Postcard from Chicago
Onstage at the Museum of Contemporary Arts symposium. Photo by Richard Cahan
I just spent a few days in Chicago, one of my favorite cities. One of the great things about this trip is that we were hosted throughout the trip by the MacArthur Foundation. Bob Gallucci, the foundation?s president, was an incredibly welcoming host who really extended himself. The whole staff at MacArthur did. And Deepa Gupta, she?s in charge of the arts portfolio at MacArthur, was especially helpful.
It?s just so inspiring to be in a city where the mayor gets it, and Richard Daley was really the first. He took office in 1989 and used the arts to transform the city. He is passionate about the arts; he is committed. He renovated the downtown vaudeville houses that were in a terrible, falling-down state of disrepair, and brought them back to life as Broadway touring houses. He really created a downtown cultural district, which was hugely transformative. I think the Mayor really gets it, and it was great to be with him.
We did a press conference together, and Mayor Daley gave basically a ten-minute sermon on the importance of arts education---how valuable that is, how important, and how it should be the last thing cut from the schools. He talked about how arts education catches the kids who are not necessarily performers on standardized tests.
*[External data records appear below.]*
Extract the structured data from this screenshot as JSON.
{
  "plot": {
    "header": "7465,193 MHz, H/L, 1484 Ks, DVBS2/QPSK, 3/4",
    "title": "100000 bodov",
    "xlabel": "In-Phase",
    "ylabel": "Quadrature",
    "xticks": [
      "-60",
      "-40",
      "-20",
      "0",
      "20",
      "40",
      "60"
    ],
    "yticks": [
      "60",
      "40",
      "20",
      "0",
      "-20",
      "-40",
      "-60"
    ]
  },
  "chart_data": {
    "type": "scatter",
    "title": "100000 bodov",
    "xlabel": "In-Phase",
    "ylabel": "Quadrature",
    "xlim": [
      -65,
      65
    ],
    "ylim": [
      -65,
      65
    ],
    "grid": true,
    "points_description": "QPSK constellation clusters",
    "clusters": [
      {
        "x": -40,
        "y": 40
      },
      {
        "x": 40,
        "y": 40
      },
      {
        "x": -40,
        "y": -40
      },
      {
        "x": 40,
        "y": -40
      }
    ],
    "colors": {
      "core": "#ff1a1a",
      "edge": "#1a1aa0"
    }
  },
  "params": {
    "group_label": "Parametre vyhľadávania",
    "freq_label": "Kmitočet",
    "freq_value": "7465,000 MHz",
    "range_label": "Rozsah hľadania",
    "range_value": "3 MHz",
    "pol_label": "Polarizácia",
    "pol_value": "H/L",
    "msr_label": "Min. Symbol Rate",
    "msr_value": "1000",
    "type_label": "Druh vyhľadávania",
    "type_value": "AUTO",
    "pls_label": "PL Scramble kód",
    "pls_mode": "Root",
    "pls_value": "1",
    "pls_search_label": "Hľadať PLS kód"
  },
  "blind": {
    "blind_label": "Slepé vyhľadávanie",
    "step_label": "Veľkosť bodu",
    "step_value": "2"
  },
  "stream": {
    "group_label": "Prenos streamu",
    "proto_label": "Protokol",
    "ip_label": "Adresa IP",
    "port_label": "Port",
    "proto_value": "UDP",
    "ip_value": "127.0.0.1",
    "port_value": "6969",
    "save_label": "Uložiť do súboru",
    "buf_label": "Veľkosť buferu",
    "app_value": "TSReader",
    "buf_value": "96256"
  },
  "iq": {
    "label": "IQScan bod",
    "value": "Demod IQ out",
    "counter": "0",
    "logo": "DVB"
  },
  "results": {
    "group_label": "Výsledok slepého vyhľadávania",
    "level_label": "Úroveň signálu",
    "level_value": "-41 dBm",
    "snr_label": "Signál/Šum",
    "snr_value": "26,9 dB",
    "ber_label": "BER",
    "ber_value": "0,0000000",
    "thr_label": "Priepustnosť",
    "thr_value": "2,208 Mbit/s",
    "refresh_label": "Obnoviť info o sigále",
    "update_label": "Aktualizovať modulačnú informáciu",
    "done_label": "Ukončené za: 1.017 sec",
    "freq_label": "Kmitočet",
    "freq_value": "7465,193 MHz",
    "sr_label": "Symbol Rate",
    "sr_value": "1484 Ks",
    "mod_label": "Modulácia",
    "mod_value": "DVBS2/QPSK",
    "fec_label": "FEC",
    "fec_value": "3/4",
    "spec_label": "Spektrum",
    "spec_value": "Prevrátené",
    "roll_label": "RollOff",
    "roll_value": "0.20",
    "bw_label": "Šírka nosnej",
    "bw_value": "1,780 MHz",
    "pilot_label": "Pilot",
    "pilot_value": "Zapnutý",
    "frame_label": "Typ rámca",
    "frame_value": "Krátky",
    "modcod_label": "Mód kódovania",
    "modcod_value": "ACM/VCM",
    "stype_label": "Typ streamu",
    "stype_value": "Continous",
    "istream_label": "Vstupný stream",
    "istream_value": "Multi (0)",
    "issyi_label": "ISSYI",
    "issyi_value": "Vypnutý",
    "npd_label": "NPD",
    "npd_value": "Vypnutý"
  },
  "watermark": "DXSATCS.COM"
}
And he was incredibly moving and affecting when he talked about that.
I also visited Street Level Youth Media, They?re doing digital media, which has been a commitment of the MacArthur Foundation. They?re really giving a chance to kids who, if it weren?t for this program, wouldn?t have any. And some of them have really taken to it, and they're learning about what is really the future of communication. And some of them are going to be employed in that field, and it?s very heartening to see. We also went to the Architectural Foundation, where they have this huge scale model of Chicago in the lobby and that?s something to behold. They do really great work there. And we went to the Field Museum, to the Center for Cultural Understanding and Change, for a presentation by Alaka Wali, a researcher who?s doing really useful anthropological work on the cultural sector.
Then on Saturday I participated in a symposium at the Museum of Contemporary Arts, which was different than anything I?d ever done before. It was an audience of local artists and folks from more than, I think, 200 arts organizations. The framework was that I had three different topics, and I did five minutes of, I would say, provocation and there was about a half-hour of discussion. It was fantastic, and I want to do more of these forums. The topics were what?s special about arts and artists, and how do they integrate into the rest of the community; the importance of failure and how that?s part of learning; and what it means to really develop audiences and concentrate on audiences as a focus.
I was especially struck by the whole conversation around the idea of failure. I think this whole notion of failure is something that the artists really fastened onto because artists intuitively know that they have to fail in order to succeed. You have to be willing to risk that kind of failure. If not, then you?re never going to do anything interesting or new. New, almost by definition, means taking a chance and risking failure.